In this judgement, Mr. Justice Paul Walker ordered the children to be given into the custody of the mother and there was to be no access to the father, because the judge was convinced that he had sexually abused his children.
The police and the director of the protection services had both backed the abusive father and the judge was very critical of them. The trial now continues to a second phase, where the mother and her lawyers are suing the ministry for megabucks to try to recover the legal and other expenses. Having completed reading the judgement, I could make a great many comments, but today I will confine myself to asking one or two simple questions. Maybe your readers can answer them?
1. Where is the borderline between poor judgement and plain stupidity?
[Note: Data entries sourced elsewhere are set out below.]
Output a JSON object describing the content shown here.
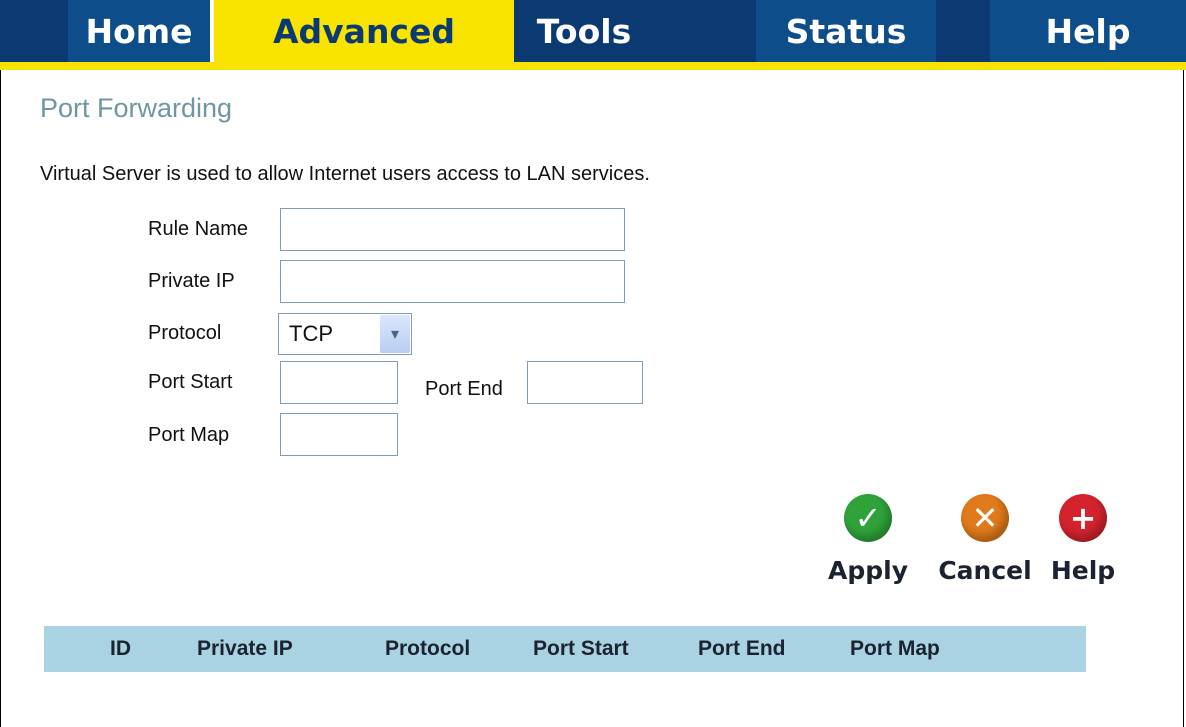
{
  "tabs": [
    {
      "label": "Home"
    },
    {
      "label": "Advanced"
    },
    {
      "label": "Tools"
    },
    {
      "label": "Status"
    },
    {
      "label": "Help"
    }
  ],
  "active_tab": "Advanced",
  "page_title": "Port Forwarding",
  "description": "Virtual Server is used to allow Internet users access to LAN services.",
  "form": {
    "rule_name_label": "Rule Name",
    "rule_name_value": "",
    "private_ip_label": "Private IP",
    "private_ip_value": "",
    "protocol_label": "Protocol",
    "protocol_value": "TCP",
    "port_start_label": "Port Start",
    "port_start_value": "",
    "port_end_label": "Port End",
    "port_end_value": "",
    "port_map_label": "Port Map",
    "port_map_value": ""
  },
  "actions": {
    "apply": "Apply",
    "cancel": "Cancel",
    "help": "Help"
  },
  "table": {
    "columns": [
      "ID",
      "Private IP",
      "Protocol",
      "Port Start",
      "Port End",
      "Port Map"
    ],
    "rows": []
  },
  "colors": {
    "tab_bar": "#0b3a72",
    "tab_active": "#f9e400",
    "title": "#6f96a3",
    "table_header": "#a9d2e2",
    "apply": "#2fa33a",
    "cancel": "#e07a1a",
    "help": "#d4232c"
  },
  "icons": {
    "apply": "check-icon",
    "cancel": "x-icon",
    "help": "plus-icon"
  }
}
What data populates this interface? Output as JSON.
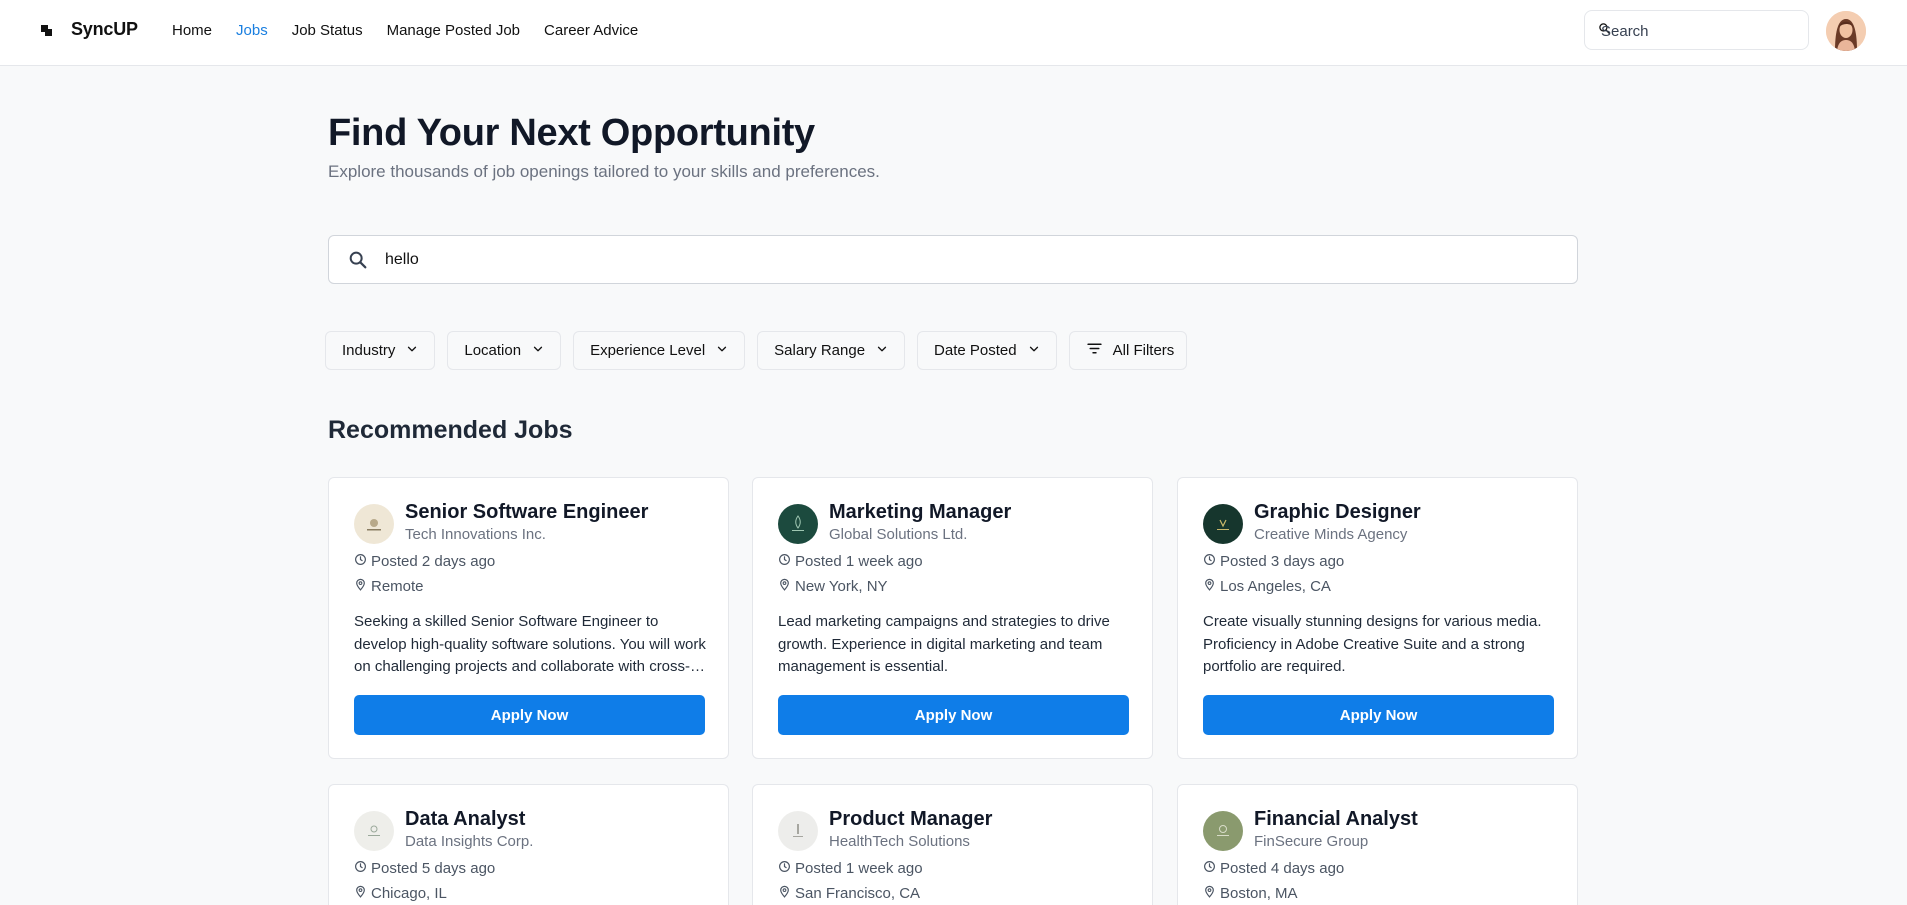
{
  "header": {
    "brand": "SyncUP",
    "nav": [
      {
        "label": "Home",
        "active": false
      },
      {
        "label": "Jobs",
        "active": true
      },
      {
        "label": "Job Status",
        "active": false
      },
      {
        "label": "Manage Posted Job",
        "active": false
      },
      {
        "label": "Career Advice",
        "active": false
      }
    ],
    "search_placeholder": "Search",
    "search_icon": "search-icon",
    "avatar": "user-avatar"
  },
  "hero": {
    "title": "Find Your Next Opportunity",
    "subtitle": "Explore thousands of job openings tailored to your skills and preferences."
  },
  "search": {
    "value": "hello"
  },
  "filters": [
    {
      "label": "Industry"
    },
    {
      "label": "Location"
    },
    {
      "label": "Experience Level"
    },
    {
      "label": "Salary Range"
    },
    {
      "label": "Date Posted"
    },
    {
      "label": "All Filters",
      "icon": "filter-lines-icon"
    }
  ],
  "recommended": {
    "title": "Recommended Jobs",
    "apply_label": "Apply Now",
    "jobs": [
      {
        "title": "Senior Software Engineer",
        "company": "Tech Innovations Inc.",
        "posted": "Posted 2 days ago",
        "location": "Remote",
        "description": "Seeking a skilled Senior Software Engineer to develop high-quality software solutions. You will work on challenging projects and collaborate with cross-functional teams.",
        "logo_bg": "#efe7d6"
      },
      {
        "title": "Marketing Manager",
        "company": "Global Solutions Ltd.",
        "posted": "Posted 1 week ago",
        "location": "New York, NY",
        "description": "Lead marketing campaigns and strategies to drive growth. Experience in digital marketing and team management is essential.",
        "logo_bg": "#1c4a3e"
      },
      {
        "title": "Graphic Designer",
        "company": "Creative Minds Agency",
        "posted": "Posted 3 days ago",
        "location": "Los Angeles, CA",
        "description": "Create visually stunning designs for various media. Proficiency in Adobe Creative Suite and a strong portfolio are required.",
        "logo_bg": "#16362d"
      },
      {
        "title": "Data Analyst",
        "company": "Data Insights Corp.",
        "posted": "Posted 5 days ago",
        "location": "Chicago, IL",
        "description": "",
        "logo_bg": "#eeeeea"
      },
      {
        "title": "Product Manager",
        "company": "HealthTech Solutions",
        "posted": "Posted 1 week ago",
        "location": "San Francisco, CA",
        "description": "",
        "logo_bg": "#ededeb"
      },
      {
        "title": "Financial Analyst",
        "company": "FinSecure Group",
        "posted": "Posted 4 days ago",
        "location": "Boston, MA",
        "description": "",
        "logo_bg": "#8a9a6e"
      }
    ]
  }
}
2. When does the tolerance of gross incompetence on the part of staff add up to organizational malfeasance? (Malfeasance is more than showing bad faith and is more in the realm of criminal wrongdoing.) The act protects staff from things done in good faith, even if the actions are totally stupid and incompetent. 3. In this case and in many others, it has been noted that the social workers are very reluctant to change a position when new facts come to light. Given compelling new information, they usually stonewall or adjourn a court case incessantly. This to me suggests that the parent would have a good reason to claim bad faith and compensation. Why do they not do so more often? Because if they got the kids back they are scared of vindictive retaliation and secondly you need a pile of money to launch such an action and they just don’t have it. Legal fees will eat up your house and home.”